- **PROBLEM**
Word for word, restate each of the records below.

Stored entries
---+---

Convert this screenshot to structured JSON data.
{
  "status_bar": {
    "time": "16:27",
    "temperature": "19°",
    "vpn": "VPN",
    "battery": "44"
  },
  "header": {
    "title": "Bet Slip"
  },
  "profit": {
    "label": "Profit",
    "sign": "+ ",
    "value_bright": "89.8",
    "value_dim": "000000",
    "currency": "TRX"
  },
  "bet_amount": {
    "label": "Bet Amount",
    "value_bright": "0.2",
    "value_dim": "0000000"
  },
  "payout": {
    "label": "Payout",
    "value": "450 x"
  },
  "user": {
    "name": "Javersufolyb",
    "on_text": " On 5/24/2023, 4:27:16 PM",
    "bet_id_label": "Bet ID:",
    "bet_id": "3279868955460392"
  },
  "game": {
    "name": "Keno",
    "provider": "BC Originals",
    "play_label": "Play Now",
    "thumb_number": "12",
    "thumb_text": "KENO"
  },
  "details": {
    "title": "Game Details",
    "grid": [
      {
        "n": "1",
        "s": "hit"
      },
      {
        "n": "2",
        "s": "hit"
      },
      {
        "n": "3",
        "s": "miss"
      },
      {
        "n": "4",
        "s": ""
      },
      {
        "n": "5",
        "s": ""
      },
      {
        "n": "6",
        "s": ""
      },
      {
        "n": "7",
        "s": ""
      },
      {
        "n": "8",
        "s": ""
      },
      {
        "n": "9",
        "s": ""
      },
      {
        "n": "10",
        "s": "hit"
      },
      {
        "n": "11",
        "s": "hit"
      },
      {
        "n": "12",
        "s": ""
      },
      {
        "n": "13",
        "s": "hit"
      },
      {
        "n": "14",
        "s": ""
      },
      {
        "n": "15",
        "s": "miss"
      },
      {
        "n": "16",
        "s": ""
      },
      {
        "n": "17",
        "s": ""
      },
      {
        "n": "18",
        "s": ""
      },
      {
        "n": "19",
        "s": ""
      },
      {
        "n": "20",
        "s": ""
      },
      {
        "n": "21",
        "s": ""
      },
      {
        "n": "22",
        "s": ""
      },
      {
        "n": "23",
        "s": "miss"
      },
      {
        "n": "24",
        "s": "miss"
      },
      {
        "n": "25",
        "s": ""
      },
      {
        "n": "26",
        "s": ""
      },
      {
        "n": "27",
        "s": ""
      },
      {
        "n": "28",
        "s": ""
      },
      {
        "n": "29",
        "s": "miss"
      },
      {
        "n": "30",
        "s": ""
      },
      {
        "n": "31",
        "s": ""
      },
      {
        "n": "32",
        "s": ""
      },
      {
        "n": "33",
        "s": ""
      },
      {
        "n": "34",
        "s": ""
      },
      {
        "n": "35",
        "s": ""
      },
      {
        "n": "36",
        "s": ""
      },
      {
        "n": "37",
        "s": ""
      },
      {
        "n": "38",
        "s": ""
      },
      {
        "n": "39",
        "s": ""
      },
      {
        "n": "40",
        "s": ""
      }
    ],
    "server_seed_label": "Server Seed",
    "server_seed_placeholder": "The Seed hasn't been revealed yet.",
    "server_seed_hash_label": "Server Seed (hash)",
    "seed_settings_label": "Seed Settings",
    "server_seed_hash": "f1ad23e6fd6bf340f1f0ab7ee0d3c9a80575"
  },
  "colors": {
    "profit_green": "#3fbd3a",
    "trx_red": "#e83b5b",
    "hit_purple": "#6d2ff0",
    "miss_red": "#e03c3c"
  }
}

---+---

- **REPLY TO THE EXERCISE**
Convert this screenshot to structured JSON data.
{
  "status_bar": {
    "time": "16:27",
    "temperature": "19°",
    "vpn": "VPN",
    "battery": "44"
  },
  "header": {
    "title": "Bet Slip"
  },
  "profit": {
    "label": "Profit",
    "sign": "+ ",
    "value_bright": "89.8",
    "value_dim": "000000",
    "currency": "TRX"
  },
  "bet_amount": {
    "label": "Bet Amount",
    "value_bright": "0.2",
    "value_dim": "0000000"
  },
  "payout": {
    "label": "Payout",
    "value": "450 x"
  },
  "user": {
    "name": "Javersufolyb",
    "on_text": " On 5/24/2023, 4:27:16 PM",
    "bet_id_label": "Bet ID:",
    "bet_id": "3279868955460392"
  },
  "game": {
    "name": "Keno",
    "provider": "BC Originals",
    "play_label": "Play Now",
    "thumb_number": "12",
    "thumb_text": "KENO"
  },
  "details": {
    "title": "Game Details",
    "grid": [
      {
        "n": "1",
        "s": "hit"
      },
      {
        "n": "2",
        "s": "hit"
      },
      {
        "n": "3",
        "s": "miss"
      },
      {
        "n": "4",
        "s": ""
      },
      {
        "n": "5",
        "s": ""
      },
      {
        "n": "6",
        "s": ""
      },
      {
        "n": "7",
        "s": ""
      },
      {
        "n": "8",
        "s": ""
      },
      {
        "n": "9",
        "s": ""
      },
      {
        "n": "10",
        "s": "hit"
      },
      {
        "n": "11",
        "s": "hit"
      },
      {
        "n": "12",
        "s": ""
      },
      {
        "n": "13",
        "s": "hit"
      },
      {
        "n": "14",
        "s": ""
      },
      {
        "n": "15",
        "s": "miss"
      },
      {
        "n": "16",
        "s": ""
      },
      {
        "n": "17",
        "s": ""
      },
      {
        "n": "18",
        "s": ""
      },
      {
        "n": "19",
        "s": ""
      },
      {
        "n": "20",
        "s": ""
      },
      {
        "n": "21",
        "s": ""
      },
      {
        "n": "22",
        "s": ""
      },
      {
        "n": "23",
        "s": "miss"
      },
      {
        "n": "24",
        "s": "miss"
      },
      {
        "n": "25",
        "s": ""
      },
      {
        "n": "26",
        "s": ""
      },
      {
        "n": "27",
        "s": ""
      },
      {
        "n": "28",
        "s": ""
      },
      {
        "n": "29",
        "s": "miss"
      },
      {
        "n": "30",
        "s": ""
      },
      {
        "n": "31",
        "s": ""
      },
      {
        "n": "32",
        "s": ""
      },
      {
        "n": "33",
        "s": ""
      },
      {
        "n": "34",
        "s": ""
      },
      {
        "n": "35",
        "s": ""
      },
      {
        "n": "36",
        "s": ""
      },
      {
        "n": "37",
        "s": ""
      },
      {
        "n": "38",
        "s": ""
      },
      {
        "n": "39",
        "s": ""
      },
      {
        "n": "40",
        "s": ""
      }
    ],
    "server_seed_label": "Server Seed",
    "server_seed_placeholder": "The Seed hasn't been revealed yet.",
    "server_seed_hash_label": "Server Seed (hash)",
    "seed_settings_label": "Seed Settings",
    "server_seed_hash": "f1ad23e6fd6bf340f1f0ab7ee0d3c9a80575"
  },
  "colors": {
    "profit_green": "#3fbd3a",
    "trx_red": "#e83b5b",
    "hit_purple": "#6d2ff0",
    "miss_red": "#e03c3c"
  }
}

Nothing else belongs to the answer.